## GOAL OF THE EXERCISE
Keep every line in which "globe" occurs and drop the rest of the data.

## Records from a data collection
....................
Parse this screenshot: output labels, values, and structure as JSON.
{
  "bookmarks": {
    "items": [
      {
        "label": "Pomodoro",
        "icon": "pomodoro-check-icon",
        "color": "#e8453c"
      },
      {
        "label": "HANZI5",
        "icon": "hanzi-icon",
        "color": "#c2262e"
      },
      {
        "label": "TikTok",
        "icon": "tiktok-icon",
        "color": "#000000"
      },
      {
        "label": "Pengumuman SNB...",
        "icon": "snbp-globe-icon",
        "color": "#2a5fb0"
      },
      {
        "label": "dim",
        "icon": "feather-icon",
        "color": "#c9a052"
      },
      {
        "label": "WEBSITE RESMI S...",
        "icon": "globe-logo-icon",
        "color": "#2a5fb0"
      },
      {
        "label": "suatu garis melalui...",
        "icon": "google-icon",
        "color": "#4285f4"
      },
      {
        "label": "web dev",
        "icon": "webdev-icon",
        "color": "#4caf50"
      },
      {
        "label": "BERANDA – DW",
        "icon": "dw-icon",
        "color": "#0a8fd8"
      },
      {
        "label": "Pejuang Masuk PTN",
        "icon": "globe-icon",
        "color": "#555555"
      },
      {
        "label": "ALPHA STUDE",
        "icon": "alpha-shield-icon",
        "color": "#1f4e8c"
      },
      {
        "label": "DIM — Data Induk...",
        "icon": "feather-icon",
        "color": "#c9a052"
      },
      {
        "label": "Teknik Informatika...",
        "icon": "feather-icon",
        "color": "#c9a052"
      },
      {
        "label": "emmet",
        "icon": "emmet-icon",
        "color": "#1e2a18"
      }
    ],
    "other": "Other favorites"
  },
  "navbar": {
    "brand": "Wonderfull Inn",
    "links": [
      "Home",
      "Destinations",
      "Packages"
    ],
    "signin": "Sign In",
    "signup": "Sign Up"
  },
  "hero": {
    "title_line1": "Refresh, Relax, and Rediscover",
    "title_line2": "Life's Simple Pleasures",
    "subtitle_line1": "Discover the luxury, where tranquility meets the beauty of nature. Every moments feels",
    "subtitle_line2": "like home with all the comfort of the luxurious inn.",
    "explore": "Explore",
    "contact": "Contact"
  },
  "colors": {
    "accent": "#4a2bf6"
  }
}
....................
## ANSWER SPACE
        "icon": "snbp-globe-icon",
        "icon": "globe-logo-icon",
        "icon": "globe-icon",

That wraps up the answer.